We also might need to adapt when it comes to the data we seek – Belkin and Cayuse both neglected support contacts for a time. Cayuse is still wrestling with how best to use NPS comments, and for now ignoring customer forum discussions as a data source. Some orgs look for “north star” metrics when they really should start by counting basic user successes.

I’m also a little bit skeptical of “best practices” – when people speak of “best practices” it sounds to me a lot like copying. Being informed by what others have done, and experimenting, piloting, adapting, is great. But if you just copy your not learning.


I debated whether to call this “communicative” or “connective” – to be most effective, people need to to know what’s going on in the organization, how their work contributes to the success of the product they’re working on and the org as a whole, and why we are making the decisions we are making. They need to be plugged into feedback and data coming from real users and real customers. They won’t act in an empowered and accountable way until they are able to make decisions, however small, in an informed way. That’s why critique starts with the news, for example.

I’m fond of a “one page strategic plan” approach to ensuring that our adaptations are chosen to support our goals and our strategy, and I share this thinking and let people help with it. In a one-page plan, each strategic objective is broken down further and further until we get to concrete activities.

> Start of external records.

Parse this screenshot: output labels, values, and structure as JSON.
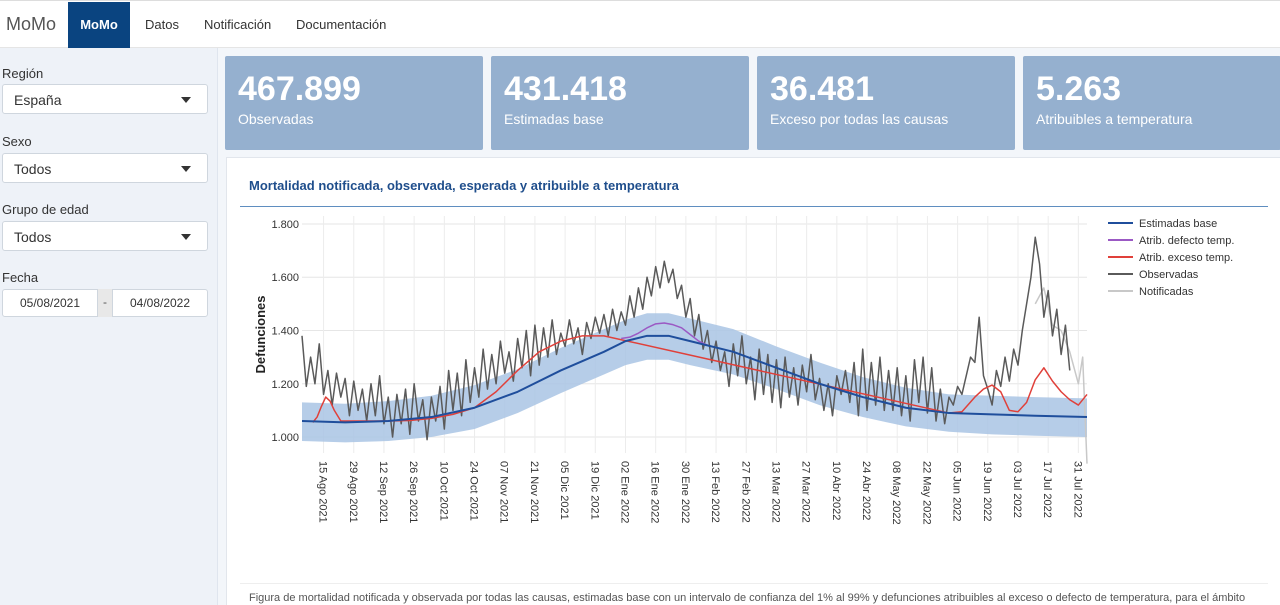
{
  "nav": {
    "brand": "MoMo",
    "items": [
      {
        "label": "MoMo",
        "active": true
      },
      {
        "label": "Datos",
        "active": false
      },
      {
        "label": "Notificación",
        "active": false
      },
      {
        "label": "Documentación",
        "active": false
      }
    ]
  },
  "sidebar": {
    "region_label": "Región",
    "region_value": "España",
    "sexo_label": "Sexo",
    "sexo_value": "Todos",
    "edad_label": "Grupo de edad",
    "edad_value": "Todos",
    "fecha_label": "Fecha",
    "fecha_start": "05/08/2021",
    "fecha_sep": "-",
    "fecha_end": "04/08/2022"
  },
  "value_boxes": [
    {
      "value": "467.899",
      "label": "Observadas",
      "color": "#95b0cf"
    },
    {
      "value": "431.418",
      "label": "Estimadas base",
      "color": "#95b0cf"
    },
    {
      "value": "36.481",
      "label": "Exceso por todas las causas",
      "color": "#95b0cf"
    },
    {
      "value": "5.263",
      "label": "Atribuibles a temperatura",
      "color": "#95b0cf"
    }
  ],
  "panel": {
    "title": "Mortalidad notificada, observada, esperada y atribuible a temperatura",
    "caption": "Figura de mortalidad notificada y observada por todas las causas, estimadas base con un intervalo de confianza del 1% al 99% y defunciones atribuibles al exceso o defecto de temperatura, para el ámbito"
  },
  "colors": {
    "nav_active": "#0a4480",
    "estimadas": "#1f4e9c",
    "band": "#a9c4e4",
    "defecto": "#9b59c4",
    "exceso": "#e0403a",
    "observadas": "#5a5a5a",
    "notificadas": "#c8c8c8"
  },
  "chart_data": {
    "type": "line",
    "ylabel": "Defunciones",
    "yticks": [
      "1.000",
      "1.200",
      "1.400",
      "1.600",
      "1.800"
    ],
    "ytick_values": [
      1000,
      1200,
      1400,
      1600,
      1800
    ],
    "ylim": [
      940,
      1830
    ],
    "x_tick_labels": [
      "15 Ago 2021",
      "29 Ago 2021",
      "12 Sep 2021",
      "26 Sep 2021",
      "10 Oct 2021",
      "24 Oct 2021",
      "07 Nov 2021",
      "21 Nov 2021",
      "05 Dic 2021",
      "19 Dic 2021",
      "02 Ene 2022",
      "16 Ene 2022",
      "30 Ene 2022",
      "13 Feb 2022",
      "27 Feb 2022",
      "13 Mar 2022",
      "27 Mar 2022",
      "10 Abr 2022",
      "24 Abr 2022",
      "08 May 2022",
      "22 May 2022",
      "05 Jun 2022",
      "19 Jun 2022",
      "03 Jul 2022",
      "17 Jul 2022",
      "31 Jul 2022"
    ],
    "x_tick_days": [
      10,
      24,
      38,
      52,
      66,
      80,
      94,
      108,
      122,
      136,
      150,
      164,
      178,
      192,
      206,
      220,
      234,
      248,
      262,
      276,
      290,
      304,
      318,
      332,
      346,
      360
    ],
    "x_range_days": [
      0,
      364
    ],
    "legend": [
      "Estimadas base",
      "Atrib. defecto temp.",
      "Atrib. exceso temp.",
      "Observadas",
      "Notificadas"
    ],
    "legend_position": "right",
    "grid": true,
    "series": [
      {
        "name": "Estimadas base",
        "day": [
          0,
          20,
          40,
          60,
          80,
          100,
          120,
          140,
          150,
          160,
          170,
          180,
          200,
          220,
          240,
          260,
          280,
          300,
          320,
          340,
          364
        ],
        "values": [
          1060,
          1055,
          1060,
          1075,
          1110,
          1170,
          1250,
          1320,
          1360,
          1380,
          1380,
          1360,
          1320,
          1260,
          1200,
          1150,
          1110,
          1090,
          1085,
          1080,
          1075
        ]
      },
      {
        "name": "Band low",
        "day": [
          0,
          20,
          40,
          60,
          80,
          100,
          120,
          140,
          150,
          160,
          170,
          180,
          200,
          220,
          240,
          260,
          280,
          300,
          320,
          340,
          364
        ],
        "values": [
          985,
          980,
          985,
          1000,
          1030,
          1090,
          1165,
          1235,
          1270,
          1290,
          1290,
          1270,
          1235,
          1180,
          1120,
          1075,
          1040,
          1020,
          1010,
          1005,
          1000
        ]
      },
      {
        "name": "Band high",
        "day": [
          0,
          20,
          40,
          60,
          80,
          100,
          120,
          140,
          150,
          160,
          170,
          180,
          200,
          220,
          240,
          260,
          280,
          300,
          320,
          340,
          364
        ],
        "values": [
          1130,
          1125,
          1135,
          1155,
          1195,
          1255,
          1335,
          1405,
          1440,
          1465,
          1465,
          1445,
          1405,
          1340,
          1280,
          1225,
          1185,
          1160,
          1155,
          1150,
          1145
        ]
      },
      {
        "name": "Atrib. exceso temp.",
        "day": [
          5,
          7,
          9,
          11,
          13,
          15,
          18,
          22,
          30,
          40,
          50,
          60,
          70,
          80,
          90,
          100,
          110,
          120,
          130,
          140,
          300,
          306,
          312,
          316,
          320,
          324,
          328,
          332,
          336,
          340,
          344,
          348,
          352,
          356,
          360,
          364
        ],
        "values": [
          1055,
          1075,
          1115,
          1150,
          1135,
          1100,
          1060,
          1060,
          1060,
          1060,
          1062,
          1070,
          1085,
          1110,
          1170,
          1250,
          1320,
          1360,
          1380,
          1380,
          1090,
          1095,
          1150,
          1180,
          1195,
          1170,
          1100,
          1095,
          1130,
          1215,
          1260,
          1210,
          1170,
          1140,
          1120,
          1160
        ]
      },
      {
        "name": "Atrib. defecto temp.",
        "day": [
          148,
          152,
          156,
          160,
          164,
          168,
          172,
          176,
          180,
          184,
          188
        ],
        "values": [
          1370,
          1375,
          1390,
          1410,
          1425,
          1428,
          1422,
          1410,
          1385,
          1360,
          1345
        ]
      },
      {
        "name": "Observadas",
        "day": [
          0,
          2,
          4,
          6,
          8,
          10,
          12,
          14,
          16,
          18,
          20,
          22,
          24,
          26,
          28,
          30,
          32,
          34,
          36,
          38,
          40,
          42,
          44,
          46,
          48,
          50,
          52,
          54,
          56,
          58,
          60,
          62,
          64,
          66,
          68,
          70,
          72,
          74,
          76,
          78,
          80,
          82,
          84,
          86,
          88,
          90,
          92,
          94,
          96,
          98,
          100,
          102,
          104,
          106,
          108,
          110,
          112,
          114,
          116,
          118,
          120,
          122,
          124,
          126,
          128,
          130,
          132,
          134,
          136,
          138,
          140,
          142,
          144,
          146,
          148,
          150,
          152,
          154,
          156,
          158,
          160,
          162,
          164,
          166,
          168,
          170,
          172,
          174,
          176,
          178,
          180,
          182,
          184,
          186,
          188,
          190,
          192,
          194,
          196,
          198,
          200,
          202,
          204,
          206,
          208,
          210,
          212,
          214,
          216,
          218,
          220,
          222,
          224,
          226,
          228,
          230,
          232,
          234,
          236,
          238,
          240,
          242,
          244,
          246,
          248,
          250,
          252,
          254,
          256,
          258,
          260,
          262,
          264,
          266,
          268,
          270,
          272,
          274,
          276,
          278,
          280,
          282,
          284,
          286,
          288,
          290,
          292,
          294,
          296,
          298,
          300,
          302,
          304,
          306,
          308,
          310,
          312,
          314,
          316,
          318,
          320,
          322,
          324,
          326,
          328,
          330,
          332,
          334,
          336,
          338,
          340,
          342,
          344,
          346,
          348,
          350,
          352,
          354,
          356,
          358,
          360,
          362,
          364
        ],
        "values": [
          1380,
          1190,
          1300,
          1200,
          1350,
          1160,
          1250,
          1120,
          1240,
          1150,
          1220,
          1080,
          1210,
          1100,
          1180,
          1060,
          1200,
          1080,
          1230,
          1050,
          1150,
          1000,
          1160,
          1050,
          1180,
          1010,
          1200,
          1060,
          1140,
          990,
          1150,
          1060,
          1190,
          1030,
          1250,
          1100,
          1240,
          1080,
          1290,
          1130,
          1260,
          1150,
          1330,
          1180,
          1310,
          1200,
          1360,
          1240,
          1320,
          1210,
          1370,
          1260,
          1400,
          1230,
          1420,
          1270,
          1410,
          1300,
          1440,
          1310,
          1390,
          1340,
          1440,
          1350,
          1410,
          1310,
          1430,
          1370,
          1450,
          1390,
          1460,
          1380,
          1480,
          1400,
          1470,
          1420,
          1530,
          1450,
          1560,
          1480,
          1600,
          1530,
          1640,
          1560,
          1660,
          1580,
          1630,
          1520,
          1570,
          1450,
          1520,
          1380,
          1460,
          1330,
          1400,
          1280,
          1360,
          1250,
          1320,
          1190,
          1350,
          1230,
          1380,
          1200,
          1300,
          1140,
          1330,
          1160,
          1310,
          1130,
          1290,
          1110,
          1300,
          1150,
          1260,
          1120,
          1270,
          1170,
          1310,
          1140,
          1220,
          1100,
          1200,
          1080,
          1230,
          1160,
          1250,
          1130,
          1280,
          1080,
          1330,
          1100,
          1280,
          1120,
          1300,
          1100,
          1250,
          1100,
          1260,
          1080,
          1230,
          1060,
          1290,
          1130,
          1300,
          1090,
          1260,
          1060,
          1180,
          1050,
          1150,
          1120,
          1190,
          1160,
          1230,
          1300,
          1280,
          1450,
          1230,
          1180,
          1120,
          1250,
          1190,
          1300,
          1210,
          1330,
          1270,
          1400,
          1500,
          1600,
          1750,
          1650,
          1450,
          1550,
          1380,
          1480,
          1310,
          1420,
          1250
        ]
      },
      {
        "name": "Notificadas",
        "day": [
          340,
          344,
          348,
          352,
          356,
          360,
          362,
          364
        ],
        "values": [
          1500,
          1560,
          1420,
          1400,
          1320,
          1200,
          1300,
          900
        ]
      }
    ]
  }
}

Generally you’ll find that some activities feed multiple objectives and are thus especially valuable. The important part here is that by going through this exercise we can arrive at a prioritized set of initiatives to improve how we work and the quality of that work, arriving at that plan is done in public, and the plan is available for review so that when we aren’t thinking straight we can recall what we were thinking when we were thinking straight.

It’s essential that the people needed to make a decision get together to make the decision. There are many forms of “get together” but I’m especially fond of product trio, where the key product person, key technical person, and key design person make decisions together. If push comes to shove the product person owns the product, but the main idea is to avoid ill-informed decisions that invite revisiting immediately. I can’t tell you how many times a designer has come to me complaining that “the plan changed again” when the underlying issue was that the right people were not together, leading to an unstable decision, or an opinion being taken as a decision.

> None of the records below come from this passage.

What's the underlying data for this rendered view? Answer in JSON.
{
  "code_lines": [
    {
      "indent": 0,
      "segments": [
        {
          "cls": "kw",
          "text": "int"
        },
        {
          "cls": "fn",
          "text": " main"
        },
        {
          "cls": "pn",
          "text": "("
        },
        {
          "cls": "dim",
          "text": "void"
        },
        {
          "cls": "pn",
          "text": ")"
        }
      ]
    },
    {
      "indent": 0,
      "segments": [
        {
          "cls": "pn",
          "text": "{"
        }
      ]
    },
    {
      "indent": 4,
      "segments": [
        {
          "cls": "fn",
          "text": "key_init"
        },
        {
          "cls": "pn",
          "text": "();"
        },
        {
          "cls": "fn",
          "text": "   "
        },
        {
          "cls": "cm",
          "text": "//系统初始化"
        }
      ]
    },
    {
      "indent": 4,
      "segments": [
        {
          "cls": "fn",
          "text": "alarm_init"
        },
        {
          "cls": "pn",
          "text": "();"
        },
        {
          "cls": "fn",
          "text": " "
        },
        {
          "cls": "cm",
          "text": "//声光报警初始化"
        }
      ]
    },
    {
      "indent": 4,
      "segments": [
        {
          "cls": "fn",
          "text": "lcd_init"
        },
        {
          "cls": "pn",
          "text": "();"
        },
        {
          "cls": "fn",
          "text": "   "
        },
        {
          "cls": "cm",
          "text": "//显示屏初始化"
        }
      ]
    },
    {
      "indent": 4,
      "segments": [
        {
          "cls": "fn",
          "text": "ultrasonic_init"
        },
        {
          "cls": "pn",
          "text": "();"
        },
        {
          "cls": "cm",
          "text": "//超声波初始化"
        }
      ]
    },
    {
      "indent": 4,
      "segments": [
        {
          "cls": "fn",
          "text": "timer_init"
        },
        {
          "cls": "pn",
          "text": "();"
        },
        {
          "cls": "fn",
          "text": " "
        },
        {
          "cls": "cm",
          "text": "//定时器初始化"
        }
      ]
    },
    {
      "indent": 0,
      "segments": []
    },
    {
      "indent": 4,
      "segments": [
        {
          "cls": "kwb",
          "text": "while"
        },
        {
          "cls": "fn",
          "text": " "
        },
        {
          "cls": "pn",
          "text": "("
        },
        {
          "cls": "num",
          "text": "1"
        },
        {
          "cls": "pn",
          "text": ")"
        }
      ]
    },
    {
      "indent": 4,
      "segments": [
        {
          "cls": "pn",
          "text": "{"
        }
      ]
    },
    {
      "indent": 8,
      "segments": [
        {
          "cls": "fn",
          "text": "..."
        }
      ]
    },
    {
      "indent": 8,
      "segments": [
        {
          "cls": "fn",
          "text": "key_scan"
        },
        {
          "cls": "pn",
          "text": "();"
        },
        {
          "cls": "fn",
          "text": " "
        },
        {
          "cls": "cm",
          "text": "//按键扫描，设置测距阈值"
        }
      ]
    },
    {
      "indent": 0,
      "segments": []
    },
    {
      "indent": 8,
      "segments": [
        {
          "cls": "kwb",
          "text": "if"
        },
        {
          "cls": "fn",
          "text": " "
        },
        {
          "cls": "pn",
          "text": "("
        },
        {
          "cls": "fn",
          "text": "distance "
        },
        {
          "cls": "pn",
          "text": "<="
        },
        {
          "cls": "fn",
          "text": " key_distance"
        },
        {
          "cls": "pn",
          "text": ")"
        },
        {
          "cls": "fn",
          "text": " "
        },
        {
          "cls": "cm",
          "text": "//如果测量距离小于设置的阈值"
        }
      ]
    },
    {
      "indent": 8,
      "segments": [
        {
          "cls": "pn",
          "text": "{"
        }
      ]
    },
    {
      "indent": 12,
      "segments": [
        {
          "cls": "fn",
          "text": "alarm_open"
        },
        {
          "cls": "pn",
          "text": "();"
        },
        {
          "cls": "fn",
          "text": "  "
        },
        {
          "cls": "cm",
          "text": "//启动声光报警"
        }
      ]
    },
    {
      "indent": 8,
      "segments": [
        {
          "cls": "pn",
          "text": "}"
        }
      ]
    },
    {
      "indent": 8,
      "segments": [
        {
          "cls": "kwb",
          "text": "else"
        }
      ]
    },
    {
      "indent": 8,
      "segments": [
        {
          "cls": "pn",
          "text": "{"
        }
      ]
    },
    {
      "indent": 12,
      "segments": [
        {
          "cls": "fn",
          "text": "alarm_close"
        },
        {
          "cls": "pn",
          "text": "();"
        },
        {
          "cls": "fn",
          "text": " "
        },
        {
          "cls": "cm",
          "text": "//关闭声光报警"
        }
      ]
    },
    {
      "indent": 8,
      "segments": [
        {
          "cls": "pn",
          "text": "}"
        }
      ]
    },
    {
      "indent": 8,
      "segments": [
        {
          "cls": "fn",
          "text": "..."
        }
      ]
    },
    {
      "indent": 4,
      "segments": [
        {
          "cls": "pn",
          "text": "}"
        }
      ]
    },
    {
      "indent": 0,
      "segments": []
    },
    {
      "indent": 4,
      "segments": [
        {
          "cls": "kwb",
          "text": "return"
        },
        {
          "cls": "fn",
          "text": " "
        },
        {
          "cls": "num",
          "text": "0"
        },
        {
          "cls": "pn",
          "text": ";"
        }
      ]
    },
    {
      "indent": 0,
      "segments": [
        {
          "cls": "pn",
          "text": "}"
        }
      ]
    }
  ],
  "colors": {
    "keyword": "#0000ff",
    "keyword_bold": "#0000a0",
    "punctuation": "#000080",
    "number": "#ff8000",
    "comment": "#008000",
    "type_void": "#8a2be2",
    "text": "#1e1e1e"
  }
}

I also like to evaluate design in terms of themes, and to make sure we are all aware of and supportive of these themes. The experience quality themes from Cayuse are likely different than the themes we will arrive at with Invoca.

It’s also essential that in general we communicate in terms of goals rather than just instructions. I try to model this whenever I can. Instructions describe one way to meet a goal. It’s helpful to know what we are doing, but it’s essential to know WHY as we will need to adjust at some point and it’s easy to choose the wrong adjustment if you don’t have the goal firmly in mind.

(Judiciously) Innovative

There are good places and bad places to innovate. But what do we mean by innovation? I like the IDEO definition, which is simply “introducing new ideas.”

In general, I think we do NOT want to innovate in interface design. We want to make something understandable, usable, useful, informative, branded, and pleasant. People learn about how software works by using software. Thousands of hours of other people’s software. We don’t need to be boring but we do need to be familiar.

We may want to innovate as we improve our processes. It’s good to be informed by what has worked elsewhere, but let’s not copy from others, let’s learn from others and adapt.

I DO think we need to innovate when we are exploring, thinking about how to solve a problem, coming up with concepts. And we especially need to introduce new ideas when a concept is too clever or fancy to be cost-effective. We can think of our interventions on a scale from the simplest thing that could possibly work to too fancy for the ROI, and the right concept for today is somewhere on that scale, often a little lower than we’d expect. We may need to introduce new ideas to make something satisfying and effective that takes us down that scale to the right level.